Beyond that, Derfield knows what the future looks like. Once he began to heal and his mind cleared, he took stock of his life and decided to make serious changes. In addition to the saloon and bustling beer bar, Derfield owns the shooting arcade River City Shooting Gallery. Erika Derfield, a first-grade teacher at Cosumnes River Elementary in Sloughhouse, does the books for the three businesses.
“In the hospital, I told her that working 85 hours a week is over. Owning three businesses, you’re constantly going 24/7. But that’s why I have employees and I never used them to the fullest extent,” Sean said. “I need to delegate more and enjoy life, take more vacations and stop saving the money for that rainy day.”
Added Erika, “We’re both really busy. ‘Work hard, play hard’ was our motto. We’ve had a lot of conversations that life is too short and we need to enjoy our lives because you never know what tomorrow will bring.”
Once he got out of the hospital, Sean had a long road to recovery. He had to wear a heavy-duty neck brace around the clock and had a feeding tube though his nose. Due to his brain injury, he was unable to swallow properly until recently.
These days, the brace and the feeding tube are going. He was never cited in the accident and got the OK to drive again. But that pledge to work less has been a challenge. When two managers took time off to travel recently, he said he personally picked up the slack and found himself working longer hours once more. He says he’s determined to stick to his guns and not be so consumed by work.
For a time after the accident, his wife was concerned that the brain injury would mean the playful, humorous man she knew and loved would never completely return, that her husband might forever be saddled with memory and cognitive issues.

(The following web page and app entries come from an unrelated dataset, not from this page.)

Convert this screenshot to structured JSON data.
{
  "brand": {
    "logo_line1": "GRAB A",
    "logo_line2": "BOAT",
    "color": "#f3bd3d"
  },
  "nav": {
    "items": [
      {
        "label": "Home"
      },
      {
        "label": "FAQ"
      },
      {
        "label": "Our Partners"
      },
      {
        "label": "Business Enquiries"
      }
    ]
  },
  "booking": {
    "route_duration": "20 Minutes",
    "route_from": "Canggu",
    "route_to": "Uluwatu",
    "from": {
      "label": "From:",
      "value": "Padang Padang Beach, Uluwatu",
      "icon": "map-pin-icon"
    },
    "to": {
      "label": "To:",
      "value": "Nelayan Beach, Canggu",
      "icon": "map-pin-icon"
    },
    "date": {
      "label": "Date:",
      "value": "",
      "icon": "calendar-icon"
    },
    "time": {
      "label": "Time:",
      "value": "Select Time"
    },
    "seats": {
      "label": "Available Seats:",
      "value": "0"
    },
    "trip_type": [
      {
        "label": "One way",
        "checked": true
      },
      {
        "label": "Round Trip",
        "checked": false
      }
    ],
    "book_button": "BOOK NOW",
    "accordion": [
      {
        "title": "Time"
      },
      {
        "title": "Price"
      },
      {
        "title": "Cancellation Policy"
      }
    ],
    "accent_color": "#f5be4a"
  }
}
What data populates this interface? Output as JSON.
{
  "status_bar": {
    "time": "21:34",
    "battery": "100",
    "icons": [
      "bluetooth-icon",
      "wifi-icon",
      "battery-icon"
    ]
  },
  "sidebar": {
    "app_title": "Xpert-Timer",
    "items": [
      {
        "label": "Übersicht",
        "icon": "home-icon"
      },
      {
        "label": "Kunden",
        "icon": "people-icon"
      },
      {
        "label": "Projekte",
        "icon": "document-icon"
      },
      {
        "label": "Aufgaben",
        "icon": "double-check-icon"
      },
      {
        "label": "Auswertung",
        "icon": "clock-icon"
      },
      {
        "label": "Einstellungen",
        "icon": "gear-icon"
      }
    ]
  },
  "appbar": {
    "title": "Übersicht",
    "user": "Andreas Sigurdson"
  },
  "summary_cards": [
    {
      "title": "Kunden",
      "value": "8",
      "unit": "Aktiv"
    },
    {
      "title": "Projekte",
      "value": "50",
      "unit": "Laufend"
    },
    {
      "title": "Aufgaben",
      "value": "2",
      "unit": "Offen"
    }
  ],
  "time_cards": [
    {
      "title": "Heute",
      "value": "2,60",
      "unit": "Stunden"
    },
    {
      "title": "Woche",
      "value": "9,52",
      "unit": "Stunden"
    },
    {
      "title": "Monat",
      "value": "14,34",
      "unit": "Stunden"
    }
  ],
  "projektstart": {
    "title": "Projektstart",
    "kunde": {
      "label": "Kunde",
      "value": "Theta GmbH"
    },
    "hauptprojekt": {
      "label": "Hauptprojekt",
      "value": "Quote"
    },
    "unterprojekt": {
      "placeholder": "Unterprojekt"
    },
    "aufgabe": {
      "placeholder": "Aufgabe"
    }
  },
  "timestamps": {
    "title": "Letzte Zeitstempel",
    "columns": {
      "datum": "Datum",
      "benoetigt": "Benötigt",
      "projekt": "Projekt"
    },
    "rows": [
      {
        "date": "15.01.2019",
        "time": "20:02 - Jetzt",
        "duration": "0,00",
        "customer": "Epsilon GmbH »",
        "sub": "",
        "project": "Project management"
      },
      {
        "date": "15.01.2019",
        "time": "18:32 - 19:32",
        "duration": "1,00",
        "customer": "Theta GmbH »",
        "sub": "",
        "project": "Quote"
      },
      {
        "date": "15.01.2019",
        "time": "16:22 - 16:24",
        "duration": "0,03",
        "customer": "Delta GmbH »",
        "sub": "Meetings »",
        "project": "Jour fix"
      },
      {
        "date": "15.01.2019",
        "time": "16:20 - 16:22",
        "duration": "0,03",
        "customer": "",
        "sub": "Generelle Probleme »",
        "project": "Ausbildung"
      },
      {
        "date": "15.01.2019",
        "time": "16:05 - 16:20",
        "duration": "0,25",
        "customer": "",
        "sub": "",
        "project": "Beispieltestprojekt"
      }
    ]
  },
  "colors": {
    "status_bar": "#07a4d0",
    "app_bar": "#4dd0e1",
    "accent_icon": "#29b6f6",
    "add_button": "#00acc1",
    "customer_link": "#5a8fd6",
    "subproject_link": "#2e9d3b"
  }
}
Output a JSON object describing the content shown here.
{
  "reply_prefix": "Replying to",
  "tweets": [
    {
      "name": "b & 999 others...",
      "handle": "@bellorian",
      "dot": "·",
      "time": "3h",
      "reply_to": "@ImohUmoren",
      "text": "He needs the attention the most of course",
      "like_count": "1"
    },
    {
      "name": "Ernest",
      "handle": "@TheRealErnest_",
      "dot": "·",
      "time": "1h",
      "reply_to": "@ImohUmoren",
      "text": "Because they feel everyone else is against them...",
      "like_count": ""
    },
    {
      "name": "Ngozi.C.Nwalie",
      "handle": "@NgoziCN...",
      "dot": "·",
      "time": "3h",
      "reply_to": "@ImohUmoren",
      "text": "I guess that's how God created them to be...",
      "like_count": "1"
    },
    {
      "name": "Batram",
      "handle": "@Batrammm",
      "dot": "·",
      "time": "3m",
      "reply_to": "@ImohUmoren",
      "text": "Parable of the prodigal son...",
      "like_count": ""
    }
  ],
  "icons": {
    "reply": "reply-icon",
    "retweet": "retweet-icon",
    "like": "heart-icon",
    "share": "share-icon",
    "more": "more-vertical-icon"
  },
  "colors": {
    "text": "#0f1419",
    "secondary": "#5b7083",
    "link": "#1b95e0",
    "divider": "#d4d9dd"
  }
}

But that’s gradually changing, she said.
“At one point in the hospital, I said, ‘Hey, you made the front page of the Sac Bee (website). He said, ‘Was I wearing my BierGarten shirt?’ That’s when I knew he was back,” she said, laughing.